mented somewhat severely upon his report at the time. I Mr. FOOT said, he was not aware of any difference in reprobated its doctrines.' I did it in full Senate, in the the names of the officers when he submitted his resolu- current of an ardent debate, and no Senator contested the tion. His object was to inquire if the office of surveyor propriety of the construction which I had put upon ought not to be discontinued, if it should appear that sur-the Secretary's words. No Senator stood up to say that veys were no longer necessary. He wished his resolution emigration ought to be stopped for that purpose; but systo include surveyors as well as surveyors general. His tematic efforts go on, the effect of which is to stop it. The object was to abolish the office, if the quantity of land al- sentiment has shown itself here in different forins, at variready surveyed was considered sufficient for the demand. ous times, and has often been trampled under foot. The re

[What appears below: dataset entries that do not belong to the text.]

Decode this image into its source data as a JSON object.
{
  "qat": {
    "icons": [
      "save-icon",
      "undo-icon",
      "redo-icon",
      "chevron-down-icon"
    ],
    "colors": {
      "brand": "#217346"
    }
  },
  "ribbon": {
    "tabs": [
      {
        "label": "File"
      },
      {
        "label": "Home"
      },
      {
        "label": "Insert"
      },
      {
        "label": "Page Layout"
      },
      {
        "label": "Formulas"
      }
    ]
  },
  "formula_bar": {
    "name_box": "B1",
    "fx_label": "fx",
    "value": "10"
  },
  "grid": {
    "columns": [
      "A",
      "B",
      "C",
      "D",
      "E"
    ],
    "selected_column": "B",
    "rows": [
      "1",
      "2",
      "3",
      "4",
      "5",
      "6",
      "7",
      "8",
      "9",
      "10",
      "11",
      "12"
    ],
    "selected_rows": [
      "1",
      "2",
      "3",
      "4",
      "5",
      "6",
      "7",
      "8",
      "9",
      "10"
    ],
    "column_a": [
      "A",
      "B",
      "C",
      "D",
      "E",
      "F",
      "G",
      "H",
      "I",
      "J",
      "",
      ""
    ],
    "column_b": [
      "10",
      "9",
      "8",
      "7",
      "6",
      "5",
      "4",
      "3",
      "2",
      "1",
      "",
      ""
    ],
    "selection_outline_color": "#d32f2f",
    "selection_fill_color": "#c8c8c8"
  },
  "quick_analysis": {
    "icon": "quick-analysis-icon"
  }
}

Mr. BENTON said, that he did not challenge the right of solution now before us involves the same consequence, the Senator from Connecticut (Mr. Foor) to offer resolu- but in a new phraseology: What are the lands to which tions. He, himself, was not opposed to resolutions: on the gentleman would limit the sales? What are they that the contrary, he thought they presented the best mode of could be sold, if his resolution should take effect. Scraps; presenting subjects for discussion. They presented the mere refuse; the leavings of repeated sales and pickings! principle, or object aimed at, in its simplest form, uncon- Does he suppose that any man of substance would remove nected with the details which trammel and encumber it into the West for the purpose of establishing his family on